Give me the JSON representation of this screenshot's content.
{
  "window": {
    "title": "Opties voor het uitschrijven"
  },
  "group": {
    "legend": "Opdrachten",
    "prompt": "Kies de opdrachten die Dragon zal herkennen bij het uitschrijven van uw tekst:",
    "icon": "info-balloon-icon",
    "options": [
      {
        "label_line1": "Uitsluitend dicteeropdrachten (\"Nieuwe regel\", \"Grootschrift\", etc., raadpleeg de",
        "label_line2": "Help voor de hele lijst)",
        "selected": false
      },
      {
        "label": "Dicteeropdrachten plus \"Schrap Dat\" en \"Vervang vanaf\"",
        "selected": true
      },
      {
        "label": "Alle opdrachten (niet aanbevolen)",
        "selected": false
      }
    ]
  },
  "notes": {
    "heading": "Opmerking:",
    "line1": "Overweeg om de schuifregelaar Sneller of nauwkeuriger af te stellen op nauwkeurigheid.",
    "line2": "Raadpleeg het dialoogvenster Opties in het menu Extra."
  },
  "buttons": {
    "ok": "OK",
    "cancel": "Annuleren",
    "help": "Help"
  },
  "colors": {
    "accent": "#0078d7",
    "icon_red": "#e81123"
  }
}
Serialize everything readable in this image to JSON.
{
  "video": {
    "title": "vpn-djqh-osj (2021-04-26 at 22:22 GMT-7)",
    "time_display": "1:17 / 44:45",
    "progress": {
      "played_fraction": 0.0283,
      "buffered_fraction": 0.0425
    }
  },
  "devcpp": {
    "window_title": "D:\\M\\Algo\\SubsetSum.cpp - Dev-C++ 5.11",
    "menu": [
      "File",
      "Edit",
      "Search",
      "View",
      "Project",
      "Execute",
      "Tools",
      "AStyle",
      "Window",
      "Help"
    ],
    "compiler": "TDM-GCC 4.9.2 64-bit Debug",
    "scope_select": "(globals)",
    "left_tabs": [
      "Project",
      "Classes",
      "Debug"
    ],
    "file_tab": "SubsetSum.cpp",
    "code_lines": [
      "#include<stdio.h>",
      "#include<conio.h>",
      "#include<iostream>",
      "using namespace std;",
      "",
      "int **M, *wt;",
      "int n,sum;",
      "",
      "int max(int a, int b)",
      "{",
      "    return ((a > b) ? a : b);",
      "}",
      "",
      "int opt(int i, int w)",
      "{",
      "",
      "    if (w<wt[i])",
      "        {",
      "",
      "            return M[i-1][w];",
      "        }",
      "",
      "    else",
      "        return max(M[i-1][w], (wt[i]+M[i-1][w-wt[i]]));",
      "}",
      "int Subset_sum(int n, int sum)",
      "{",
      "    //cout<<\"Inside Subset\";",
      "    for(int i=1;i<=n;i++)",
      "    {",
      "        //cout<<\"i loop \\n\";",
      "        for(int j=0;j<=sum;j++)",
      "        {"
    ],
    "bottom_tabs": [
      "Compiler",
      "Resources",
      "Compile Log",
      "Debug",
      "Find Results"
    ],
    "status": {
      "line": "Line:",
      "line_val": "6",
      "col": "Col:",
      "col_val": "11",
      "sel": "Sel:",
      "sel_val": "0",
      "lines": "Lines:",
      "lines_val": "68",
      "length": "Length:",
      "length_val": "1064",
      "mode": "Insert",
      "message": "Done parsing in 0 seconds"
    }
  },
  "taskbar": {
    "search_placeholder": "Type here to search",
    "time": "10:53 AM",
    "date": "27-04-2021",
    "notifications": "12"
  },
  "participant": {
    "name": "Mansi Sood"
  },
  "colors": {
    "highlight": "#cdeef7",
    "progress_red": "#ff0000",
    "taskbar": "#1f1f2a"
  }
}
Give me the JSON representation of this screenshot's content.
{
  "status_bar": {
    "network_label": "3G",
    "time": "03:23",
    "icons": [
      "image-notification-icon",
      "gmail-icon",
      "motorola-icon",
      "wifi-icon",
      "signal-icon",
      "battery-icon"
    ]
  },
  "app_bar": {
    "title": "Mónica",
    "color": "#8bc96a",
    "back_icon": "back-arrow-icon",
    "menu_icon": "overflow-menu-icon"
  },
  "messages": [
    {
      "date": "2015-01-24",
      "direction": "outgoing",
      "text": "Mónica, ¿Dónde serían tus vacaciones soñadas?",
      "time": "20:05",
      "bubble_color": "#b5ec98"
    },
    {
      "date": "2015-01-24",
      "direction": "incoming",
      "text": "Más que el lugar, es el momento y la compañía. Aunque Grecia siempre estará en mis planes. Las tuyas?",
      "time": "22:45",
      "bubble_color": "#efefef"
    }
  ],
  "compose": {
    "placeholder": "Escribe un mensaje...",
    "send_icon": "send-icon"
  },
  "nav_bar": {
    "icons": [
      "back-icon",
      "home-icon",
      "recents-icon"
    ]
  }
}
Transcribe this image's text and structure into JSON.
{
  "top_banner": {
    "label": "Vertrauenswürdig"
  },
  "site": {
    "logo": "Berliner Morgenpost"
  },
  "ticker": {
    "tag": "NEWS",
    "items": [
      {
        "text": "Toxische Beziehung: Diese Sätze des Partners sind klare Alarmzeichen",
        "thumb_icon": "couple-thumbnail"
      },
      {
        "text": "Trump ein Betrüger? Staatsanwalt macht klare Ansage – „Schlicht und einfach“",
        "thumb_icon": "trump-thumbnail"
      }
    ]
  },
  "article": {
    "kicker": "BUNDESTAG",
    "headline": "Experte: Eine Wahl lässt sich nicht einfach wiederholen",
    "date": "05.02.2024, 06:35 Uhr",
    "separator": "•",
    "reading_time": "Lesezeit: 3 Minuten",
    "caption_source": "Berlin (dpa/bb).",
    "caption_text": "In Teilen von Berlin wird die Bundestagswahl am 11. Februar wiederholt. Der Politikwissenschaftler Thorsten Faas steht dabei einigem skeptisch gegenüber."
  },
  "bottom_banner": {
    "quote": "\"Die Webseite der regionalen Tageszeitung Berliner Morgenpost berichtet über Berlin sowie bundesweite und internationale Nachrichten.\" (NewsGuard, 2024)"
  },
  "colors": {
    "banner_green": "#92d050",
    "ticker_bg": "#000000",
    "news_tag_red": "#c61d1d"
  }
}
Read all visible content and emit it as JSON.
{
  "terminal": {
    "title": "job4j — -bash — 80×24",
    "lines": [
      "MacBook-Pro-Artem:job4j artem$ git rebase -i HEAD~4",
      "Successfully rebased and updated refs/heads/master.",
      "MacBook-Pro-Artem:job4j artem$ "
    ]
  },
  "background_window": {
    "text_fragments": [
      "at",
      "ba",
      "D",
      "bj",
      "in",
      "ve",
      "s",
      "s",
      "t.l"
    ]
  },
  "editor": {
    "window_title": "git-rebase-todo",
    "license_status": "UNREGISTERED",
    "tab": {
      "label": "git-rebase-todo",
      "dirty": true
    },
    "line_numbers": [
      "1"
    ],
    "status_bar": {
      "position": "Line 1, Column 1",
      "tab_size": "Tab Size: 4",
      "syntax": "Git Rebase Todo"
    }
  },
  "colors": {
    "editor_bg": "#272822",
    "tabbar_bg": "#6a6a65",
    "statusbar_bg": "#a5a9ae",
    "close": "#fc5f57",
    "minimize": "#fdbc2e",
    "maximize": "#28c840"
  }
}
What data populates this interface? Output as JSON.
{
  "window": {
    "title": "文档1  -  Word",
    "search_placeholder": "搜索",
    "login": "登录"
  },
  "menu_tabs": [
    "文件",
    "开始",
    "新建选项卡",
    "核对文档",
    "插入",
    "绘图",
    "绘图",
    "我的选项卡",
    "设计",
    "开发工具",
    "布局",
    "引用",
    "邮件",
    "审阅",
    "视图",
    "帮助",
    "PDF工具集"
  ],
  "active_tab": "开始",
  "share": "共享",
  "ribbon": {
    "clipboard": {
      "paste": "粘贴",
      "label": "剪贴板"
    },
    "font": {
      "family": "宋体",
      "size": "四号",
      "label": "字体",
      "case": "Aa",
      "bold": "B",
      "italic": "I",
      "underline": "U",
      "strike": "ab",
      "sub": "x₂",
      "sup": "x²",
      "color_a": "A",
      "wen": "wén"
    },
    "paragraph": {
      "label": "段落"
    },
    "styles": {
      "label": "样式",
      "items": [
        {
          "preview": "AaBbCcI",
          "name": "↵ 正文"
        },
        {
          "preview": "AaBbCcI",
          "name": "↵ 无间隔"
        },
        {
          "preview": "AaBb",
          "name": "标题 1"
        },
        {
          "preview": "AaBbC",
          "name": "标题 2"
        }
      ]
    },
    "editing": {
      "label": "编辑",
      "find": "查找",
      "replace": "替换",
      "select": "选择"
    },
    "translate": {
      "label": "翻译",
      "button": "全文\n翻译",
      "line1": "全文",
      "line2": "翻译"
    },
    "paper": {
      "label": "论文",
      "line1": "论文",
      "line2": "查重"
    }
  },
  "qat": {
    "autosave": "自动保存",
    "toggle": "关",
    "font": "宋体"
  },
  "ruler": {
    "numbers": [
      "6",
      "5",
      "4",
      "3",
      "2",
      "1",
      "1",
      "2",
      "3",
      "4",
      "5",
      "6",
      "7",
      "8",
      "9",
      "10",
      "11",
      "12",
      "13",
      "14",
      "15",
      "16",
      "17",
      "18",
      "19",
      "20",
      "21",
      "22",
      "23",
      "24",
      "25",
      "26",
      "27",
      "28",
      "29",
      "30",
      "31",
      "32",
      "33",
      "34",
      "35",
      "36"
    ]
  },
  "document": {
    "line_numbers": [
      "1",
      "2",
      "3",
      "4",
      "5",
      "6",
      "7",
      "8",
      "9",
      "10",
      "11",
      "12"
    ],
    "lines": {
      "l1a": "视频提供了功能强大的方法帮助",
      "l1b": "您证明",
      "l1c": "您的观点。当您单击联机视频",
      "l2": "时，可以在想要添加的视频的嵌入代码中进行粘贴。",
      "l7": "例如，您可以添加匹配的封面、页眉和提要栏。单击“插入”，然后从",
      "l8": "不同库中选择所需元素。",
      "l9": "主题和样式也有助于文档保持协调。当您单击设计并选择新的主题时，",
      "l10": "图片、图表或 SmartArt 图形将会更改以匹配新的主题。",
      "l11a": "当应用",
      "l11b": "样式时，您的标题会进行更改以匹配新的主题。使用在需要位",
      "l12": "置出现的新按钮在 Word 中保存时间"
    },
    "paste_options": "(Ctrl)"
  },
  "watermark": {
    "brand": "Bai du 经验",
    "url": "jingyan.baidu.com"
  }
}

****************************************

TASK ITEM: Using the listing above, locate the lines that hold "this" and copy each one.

REPLY TO THE EXERCISE:
Give me the JSON representation of this screenshot's content.
Serialize everything readable in this image to JSON.
Give me the JSON representation of this screenshot's content.
Transcribe this image's text and structure into JSON.
What data populates this interface? Output as JSON.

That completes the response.